Since I was a physician, I was in position to recommend the diet to a number of patients over the years. It never worked on anyone else! In fact, one patient was made distinctly worse. Migraine, it seems, is a final common pathway for a number of genetically different conditions. It worked on me and not on the others; and this is a common occurrence explaining why it is difficult to recommend a treatment for many illnesses with great confidence. Indeed, most illnesses respond to a varying degree in different individuals to the same treatment. Another reason not to recommend a treatment to someone I do not know well.

I did not respond to nicotinamide, but my friend with Parkinson’s Disease did! She was noticeably better and has maintained that improvement.

Then, finally, I googled various diseases and Nicotinamide—just as I recommend doing to patients– and discovered that there was a literature on this treatment! The articles were relatively recent and may not have come to the attention of the various specialists my friend saw. Or the evidence was not convincing to them. Still, she was better.

There are medical articles that can be accessed now that seem to me to be very preliminary on nicotinamide and Parkinson’s disease, (see the striking and somewhat amusing before and after video of a Parkinson’s patient responding to the vitamin), on Alzheimer’s disease, (studies are just beginning), on glaucoma, even on macular degeneration. Maybe the use of this vitamin will turn out to be one more false hope, but maybe not.

When unproven treatments are worth a try:

  1. When the condition being treated is serious and does not currently have an effective treatment.
  2. When the treatment being considered is relatively safe. (No treatment, including non-drug treatment, is entirely safe.)

These conditions may apply here.

I am not recommending trying nicotinamide; I am recommending exploring the possibility of the vitamin being useful—then consulting a physician. Frequent readers of my blog will recognize that I recommend the same solution to problems in medical care, work, dating, and so on. I recommend that people take a proactive stance, finding out as much as possible about whatever problems they may have or are likely to have.

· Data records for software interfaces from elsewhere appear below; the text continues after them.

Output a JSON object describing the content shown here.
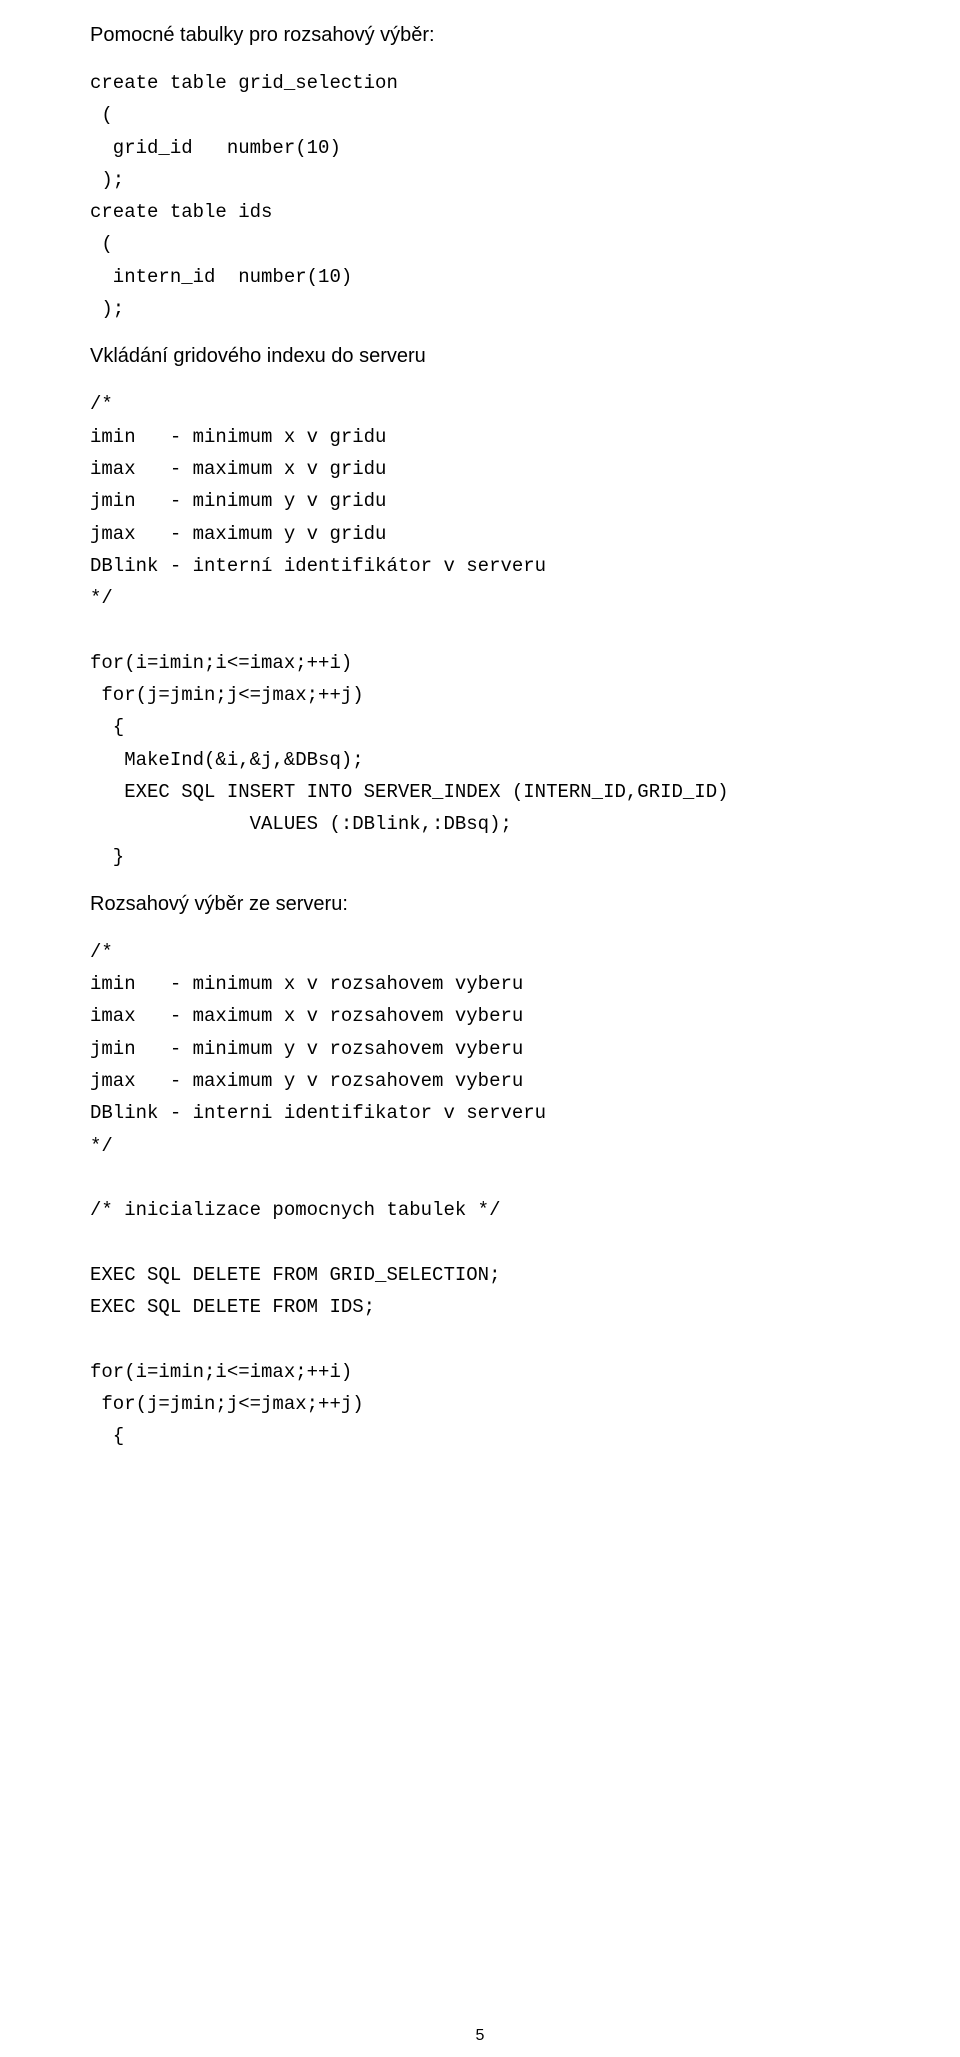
{
  "h1": "Pomocné tabulky pro rozsahový výběr:",
  "code1": "create table grid_selection\n (\n  grid_id   number(10)\n );\ncreate table ids\n (\n  intern_id  number(10)\n );",
  "h2": "Vkládání gridového indexu do serveru",
  "code2": "/*\nimin   - minimum x v gridu\nimax   - maximum x v gridu\njmin   - minimum y v gridu\njmax   - maximum y v gridu\nDBlink - interní identifikátor v serveru\n*/\n\nfor(i=imin;i<=imax;++i)\n for(j=jmin;j<=jmax;++j)\n  {\n   MakeInd(&i,&j,&DBsq);\n   EXEC SQL INSERT INTO SERVER_INDEX (INTERN_ID,GRID_ID)\n              VALUES (:DBlink,:DBsq);\n  }",
  "h3": "Rozsahový výběr ze serveru:",
  "code3": "/*\nimin   - minimum x v rozsahovem vyberu\nimax   - maximum x v rozsahovem vyberu\njmin   - minimum y v rozsahovem vyberu\njmax   - maximum y v rozsahovem vyberu\nDBlink - interni identifikator v serveru\n*/\n\n/* inicializace pomocnych tabulek */\n\nEXEC SQL DELETE FROM GRID_SELECTION;\nEXEC SQL DELETE FROM IDS;\n\nfor(i=imin;i<=imax;++i)\n for(j=jmin;j<=jmax;++j)\n  {",
  "page_number": "5"
}
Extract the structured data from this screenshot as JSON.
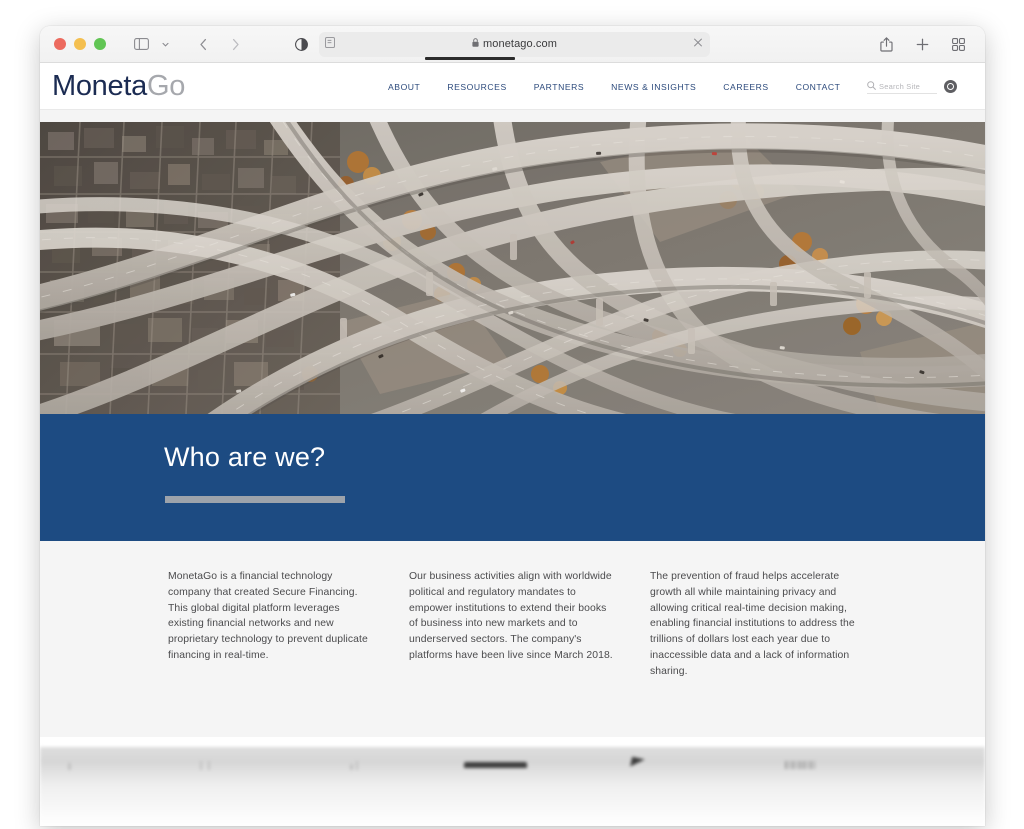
{
  "browser": {
    "traffic_lights": [
      "close",
      "minimize",
      "zoom"
    ],
    "sidebar_toggle_icon": "sidebar-icon",
    "sidebar_menu_icon": "chevron-down-icon",
    "back_icon": "chevron-left-icon",
    "forward_icon": "chevron-right-icon",
    "reader_icon": "reader-contrast-icon",
    "page_settings_icon": "page-settings-icon",
    "lock_icon": "lock-icon",
    "url": "monetago.com",
    "stop_icon": "close-icon",
    "share_icon": "share-icon",
    "new_tab_icon": "plus-icon",
    "tab_overview_icon": "tab-overview-icon"
  },
  "site": {
    "logo": {
      "primary": "Moneta",
      "secondary": "Go"
    },
    "nav": [
      {
        "label": "ABOUT"
      },
      {
        "label": "RESOURCES"
      },
      {
        "label": "PARTNERS"
      },
      {
        "label": "NEWS & INSIGHTS"
      },
      {
        "label": "CAREERS"
      },
      {
        "label": "CONTACT"
      }
    ],
    "search": {
      "icon": "search-icon",
      "placeholder": "Search Site",
      "value": "",
      "submit_icon": "search-submit-icon"
    }
  },
  "hero": {
    "alt": "Aerial view of a multi-level highway interchange"
  },
  "who_section": {
    "title": "Who are we?",
    "accent_color": "#1d4b82",
    "rule_color": "#9da3ab"
  },
  "columns": [
    {
      "text": "MonetaGo is a financial technology company that created Secure Financing. This global digital platform leverages existing financial networks and new proprietary technology to prevent duplicate financing in real-time."
    },
    {
      "text": "Our business activities align with worldwide political and regulatory mandates to empower institutions to extend their books of business into new markets and to underserved sectors. The company's platforms have been live since March 2018."
    },
    {
      "text": "The prevention of fraud helps accelerate growth all while maintaining privacy and allowing critical real-time decision making, enabling financial institutions to address the trillions of dollars lost each year due to inaccessible data and a lack of information sharing."
    }
  ]
}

The goal is not to remove any sense of anxiety; it is to be better equipped to manage the challenges and opportunities that come along every day.

P.S.  Needless to say, I have no involvement with the production or sale of nicotinamide. (c) Fredric Neuman